**TASK DIRECTIONS:** Once the line containing "Read all visible text" is found, retype it and each line after it through the last entry below, word for word, and nothing else.

**INPUT MATERIAL:**
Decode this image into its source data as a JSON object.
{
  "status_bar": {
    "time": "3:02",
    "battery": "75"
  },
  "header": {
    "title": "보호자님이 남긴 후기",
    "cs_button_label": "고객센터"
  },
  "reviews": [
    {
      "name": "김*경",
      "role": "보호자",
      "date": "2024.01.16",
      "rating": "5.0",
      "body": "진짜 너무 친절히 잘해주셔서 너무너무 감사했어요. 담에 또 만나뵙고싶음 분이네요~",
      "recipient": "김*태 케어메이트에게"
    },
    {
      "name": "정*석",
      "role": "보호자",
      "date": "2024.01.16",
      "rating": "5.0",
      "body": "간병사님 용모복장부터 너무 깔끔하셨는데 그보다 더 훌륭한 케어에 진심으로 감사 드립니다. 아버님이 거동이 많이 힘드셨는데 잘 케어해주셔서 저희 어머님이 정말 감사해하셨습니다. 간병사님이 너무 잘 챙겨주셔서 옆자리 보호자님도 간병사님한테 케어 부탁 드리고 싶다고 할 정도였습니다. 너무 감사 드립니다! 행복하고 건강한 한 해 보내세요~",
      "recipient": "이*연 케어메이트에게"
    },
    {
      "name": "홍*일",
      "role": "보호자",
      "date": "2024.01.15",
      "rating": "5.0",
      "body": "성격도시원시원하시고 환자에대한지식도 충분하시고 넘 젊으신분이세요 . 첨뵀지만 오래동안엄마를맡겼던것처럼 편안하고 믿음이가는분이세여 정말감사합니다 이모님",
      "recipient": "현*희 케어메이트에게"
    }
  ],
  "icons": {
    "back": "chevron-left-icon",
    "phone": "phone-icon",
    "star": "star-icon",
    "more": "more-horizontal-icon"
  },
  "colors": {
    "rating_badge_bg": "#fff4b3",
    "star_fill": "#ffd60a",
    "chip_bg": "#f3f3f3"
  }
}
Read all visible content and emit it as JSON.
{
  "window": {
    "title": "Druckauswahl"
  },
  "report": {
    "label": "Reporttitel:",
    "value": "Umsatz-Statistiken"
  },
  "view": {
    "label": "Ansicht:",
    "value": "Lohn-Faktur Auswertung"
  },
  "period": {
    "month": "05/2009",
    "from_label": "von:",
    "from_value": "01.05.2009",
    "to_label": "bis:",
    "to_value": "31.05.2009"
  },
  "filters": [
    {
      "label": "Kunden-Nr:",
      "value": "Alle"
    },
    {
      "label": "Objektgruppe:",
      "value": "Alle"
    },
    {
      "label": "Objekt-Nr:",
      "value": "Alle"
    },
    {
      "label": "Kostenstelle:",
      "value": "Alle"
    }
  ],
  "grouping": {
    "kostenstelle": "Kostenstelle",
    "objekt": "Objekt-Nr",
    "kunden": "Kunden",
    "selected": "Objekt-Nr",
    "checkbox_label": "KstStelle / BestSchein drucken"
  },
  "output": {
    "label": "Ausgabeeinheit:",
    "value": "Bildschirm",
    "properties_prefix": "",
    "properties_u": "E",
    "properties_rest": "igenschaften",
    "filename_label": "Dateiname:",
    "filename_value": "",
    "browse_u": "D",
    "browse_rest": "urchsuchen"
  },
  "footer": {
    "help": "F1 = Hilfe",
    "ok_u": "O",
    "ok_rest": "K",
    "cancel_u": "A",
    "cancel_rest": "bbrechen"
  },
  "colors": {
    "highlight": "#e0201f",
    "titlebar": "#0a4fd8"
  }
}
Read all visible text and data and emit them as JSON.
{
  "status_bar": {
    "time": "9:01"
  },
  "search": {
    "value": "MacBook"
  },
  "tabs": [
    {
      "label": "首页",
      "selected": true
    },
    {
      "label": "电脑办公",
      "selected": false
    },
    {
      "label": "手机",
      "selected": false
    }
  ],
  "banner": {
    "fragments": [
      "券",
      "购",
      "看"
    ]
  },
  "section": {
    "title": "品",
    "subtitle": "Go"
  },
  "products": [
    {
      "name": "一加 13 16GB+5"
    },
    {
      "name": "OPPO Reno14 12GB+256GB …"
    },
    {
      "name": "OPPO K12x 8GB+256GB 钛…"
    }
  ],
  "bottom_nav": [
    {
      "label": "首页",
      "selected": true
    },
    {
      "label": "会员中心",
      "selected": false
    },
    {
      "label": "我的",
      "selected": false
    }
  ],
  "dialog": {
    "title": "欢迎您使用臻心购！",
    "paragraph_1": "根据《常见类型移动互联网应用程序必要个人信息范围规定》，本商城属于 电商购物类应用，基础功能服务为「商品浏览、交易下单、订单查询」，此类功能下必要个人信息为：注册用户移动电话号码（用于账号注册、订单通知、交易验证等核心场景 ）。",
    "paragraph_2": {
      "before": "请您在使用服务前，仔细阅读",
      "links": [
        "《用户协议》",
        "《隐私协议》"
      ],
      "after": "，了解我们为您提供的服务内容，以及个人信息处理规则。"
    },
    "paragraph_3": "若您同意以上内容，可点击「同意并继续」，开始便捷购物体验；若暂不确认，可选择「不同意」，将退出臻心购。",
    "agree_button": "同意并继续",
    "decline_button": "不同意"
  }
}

**TASK SOLUTION:**
Read all visible text and data and emit them as JSON.
{
  "status_bar": {
    "time": "9:01"
  },
  "search": {
    "value": "MacBook"
  },
  "tabs": [
    {
      "label": "首页",
      "selected": true
    },
    {
      "label": "电脑办公",
      "selected": false
    },
    {
      "label": "手机",
      "selected": false
    }
  ],
  "banner": {
    "fragments": [
      "券",
      "购",
      "看"
    ]
  },
  "section": {
    "title": "品",
    "subtitle": "Go"
  },
  "products": [
    {
      "name": "一加 13 16GB+5"
    },
    {
      "name": "OPPO Reno14 12GB+256GB …"
    },
    {
      "name": "OPPO K12x 8GB+256GB 钛…"
    }
  ],
  "bottom_nav": [
    {
      "label": "首页",
      "selected": true
    },
    {
      "label": "会员中心",
      "selected": false
    },
    {
      "label": "我的",
      "selected": false
    }
  ],
  "dialog": {
    "title": "欢迎您使用臻心购！",
    "paragraph_1": "根据《常见类型移动互联网应用程序必要个人信息范围规定》，本商城属于 电商购物类应用，基础功能服务为「商品浏览、交易下单、订单查询」，此类功能下必要个人信息为：注册用户移动电话号码（用于账号注册、订单通知、交易验证等核心场景 ）。",
    "paragraph_2": {
      "before": "请您在使用服务前，仔细阅读",
      "links": [
        "《用户协议》",
        "《隐私协议》"
      ],
      "after": "，了解我们为您提供的服务内容，以及个人信息处理规则。"
    },
    "paragraph_3": "若您同意以上内容，可点击「同意并继续」，开始便捷购物体验；若暂不确认，可选择「不同意」，将退出臻心购。",
    "agree_button": "同意并继续",
    "decline_button": "不同意"
  }
}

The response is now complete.